When people say things you don’t agree with and do things you don’t agree with they probably think things you don’t agree with. Case in point: the newsletter North American WindPower says it’s all coming together. “Value of Wind Energy Far Exceeds Costs”. Also “EIA: Renewables Will Comprise 22 Percent of Electricity Generation in 2022”. And the Inflation Reduction Act is the best. And so on. Pay no attention to your power bill.
First, that gust of wind:
“Wind energy continues to see strong growth, solid performance, and attractive prices in the U.S., according to a report released by the U.S. Department of Energy (DOE) and prepared by the Lawrence Berkeley National Laboratory. With levelized costs of just over $30 per megawatt-hour (MWh) for newly built projects, the cost of wind is well below its grid-system, health, and climate benefits, Berkeley Lab says.”
Then it quotes a senior scientist at the lab:
“Wind energy prices – particularly in the central United States, and supported by federal tax incentives – remain low even with ongoing supply chain pressures, with utilities and corporate buyers selecting wind as a low-cost option. Considering the health and climate benefits of wind energy makes the economics even better.”
Interesting accounting system. How does it look without the subsidies? And for once can we talk about the “costs” as opposed to the “levelized costs”? The latter being a confusing buzzword which simply means “average over the project lifetime” and is computed assuming users don’t care when the power is generated. But in reality users do care, which is why the comparison is meaningless when done between intermittent power sources whose output timing can’t be controlled, like wind and solar, and conventional ones whose can, like fossil fuels and hydro. To take account of the fact that the wind doesn’t always blow and the sun doesn’t always shine, the calculation needs to be supplemented with the cost of storage. Which no one can do for the awkward reason that no commercially-viable utility-scale storage system has ever been built.

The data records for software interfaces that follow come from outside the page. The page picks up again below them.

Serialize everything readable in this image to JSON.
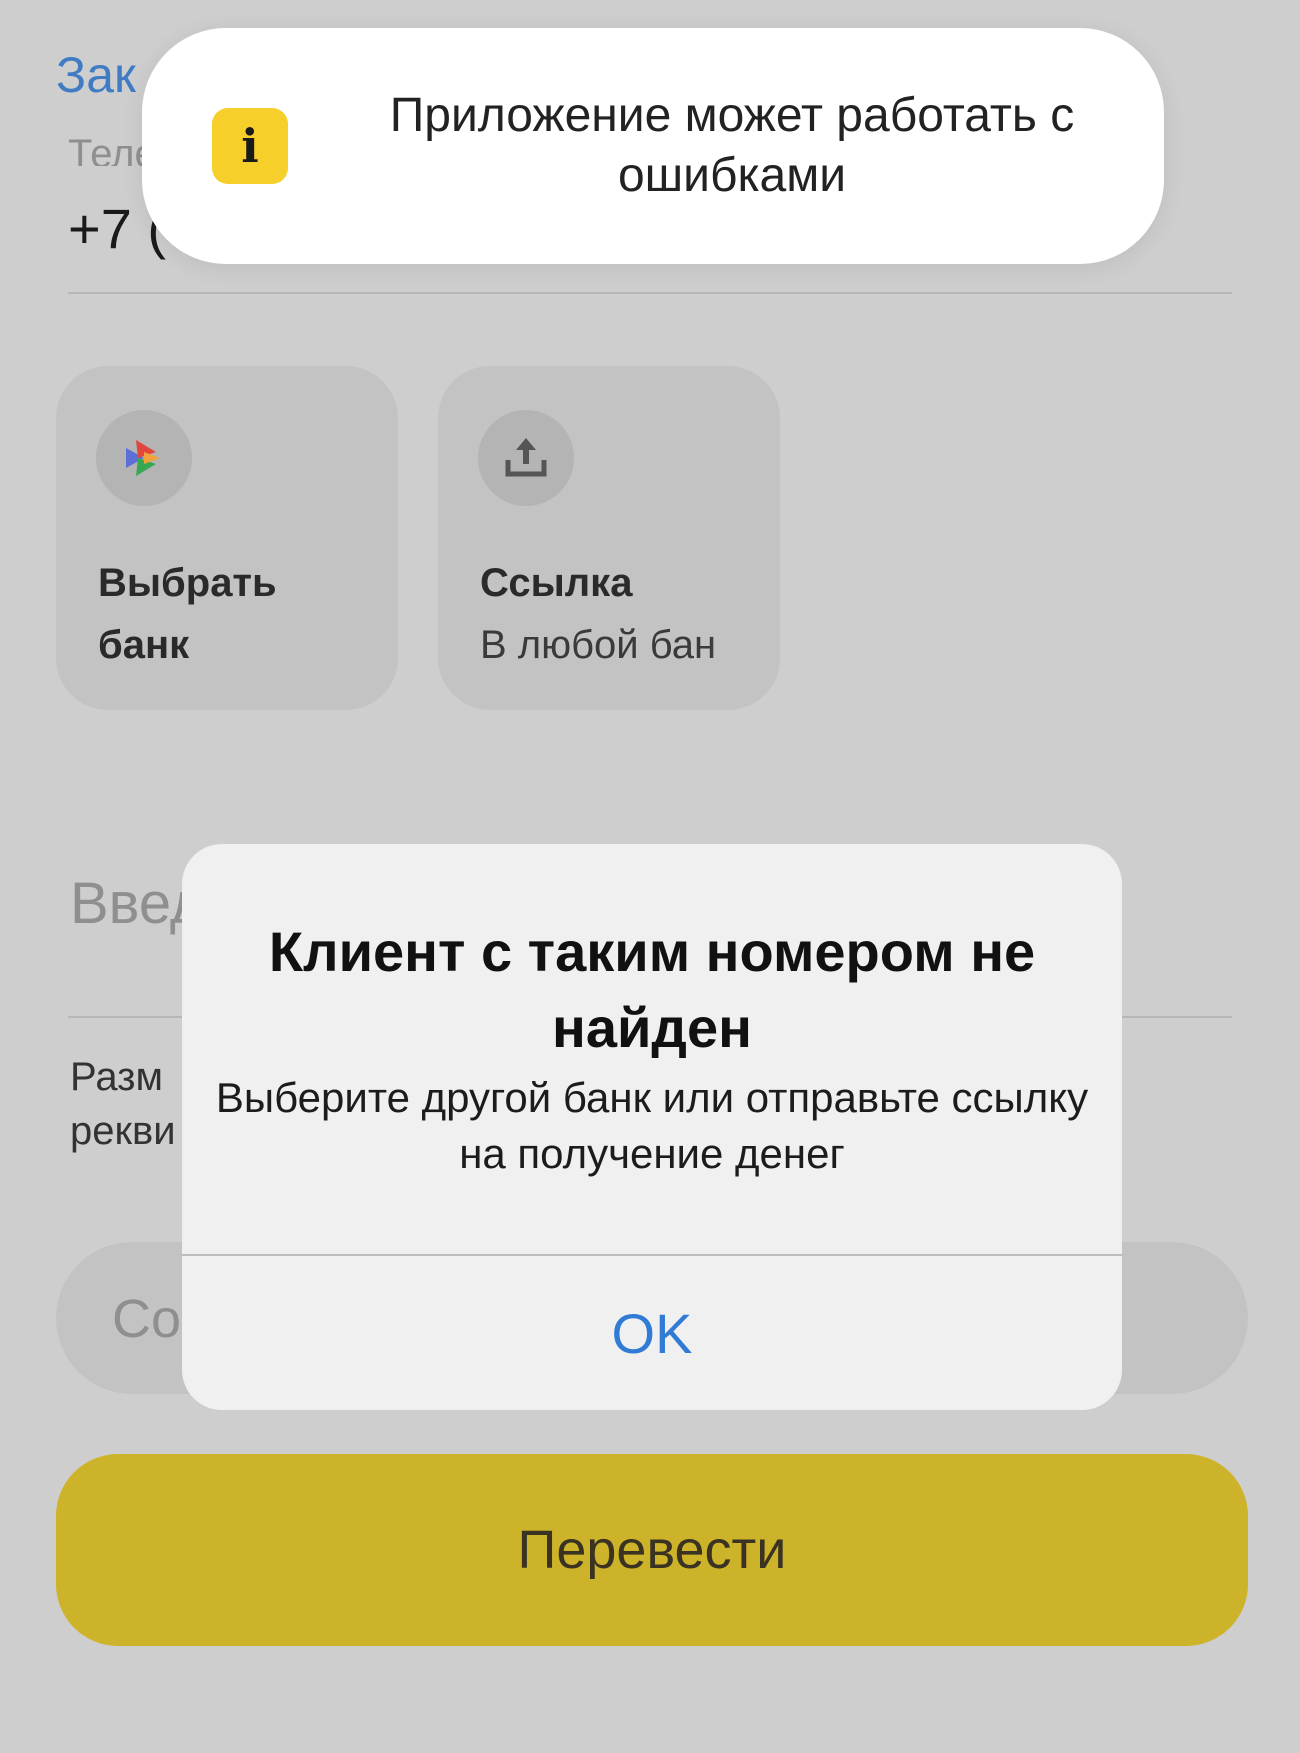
{
  "header": {
    "back_link": "Зак"
  },
  "phone_field": {
    "caption": "Телефон",
    "value": "+7 ("
  },
  "tiles": [
    {
      "title": "Выбрать банк",
      "subtitle": "",
      "icon": "bank-select-icon"
    },
    {
      "title": "Ссылка",
      "subtitle": "В любой бан",
      "icon": "share-upload-icon"
    }
  ],
  "amount_field": {
    "placeholder": "Введ"
  },
  "note": {
    "text": "Разм\nрекви"
  },
  "comment_field": {
    "placeholder": "Со"
  },
  "transfer_button": {
    "label": "Перевести"
  },
  "toast": {
    "icon": "info-icon",
    "icon_glyph": "i",
    "text": "Приложение может работать с ошибками",
    "icon_color": "#f6cf2a"
  },
  "alert": {
    "title": "Клиент с таким номером не найден",
    "message": "Выберите другой банк или отправьте ссылку на получение денег",
    "ok_label": "OK"
  },
  "colors": {
    "accent_yellow": "#cdb329",
    "link_blue": "#2f7bd5",
    "overlay_background": "#cecece"
  }
}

Nor should you be impressed that wind power is growing so rapidly because governments are pushing it for all we’re worth and stifling other kinds. Even though the other story we mentioned from this newsletter, about the EIA’s projection, says:
“U.S. electricity generation from renewable sources, such as hydropower, wind and solar, accounted for 20% of electricity generation both in 2020 and in 2021. U.S. Energy Information Administration (EIA) expects that share to increase to 22% in 2022 and to 24% in 2023 as more generating capacity from wind and solar come online and other generation sources, such as coal and nuclear, are retired.”
Not “work”. Just “come online” while public authorities driven by zealotry not some sinister plot keep shutting down the other stuff.
Yes but look at how much better wind’s supposedly doing than its previous dismal showing. See, “The average capacity factor (a measure of project performance) among recently completed projects was nearly 40%, considerably higher than projects built earlier. The highest capacity factors are seen in the interior of the country.” So a system that sits idle 60 percent of the time, and you don’t get to choose which 40 percent it will work for, is somehow better than ever.
As for visual pollution and that business of blending bats and birds, “Turbines continue to get larger. Improved plant performance has been driven by larger turbines mounted on taller towers and featuring longer blades. In 2011, no turbines employed blades that were 115 meters in diameter or larger, but in 2021, 89% of newly installed turbines featured such rotors. Proposed projects indicate that total turbine height will continue to rise.” Great. Just what we were hoping for.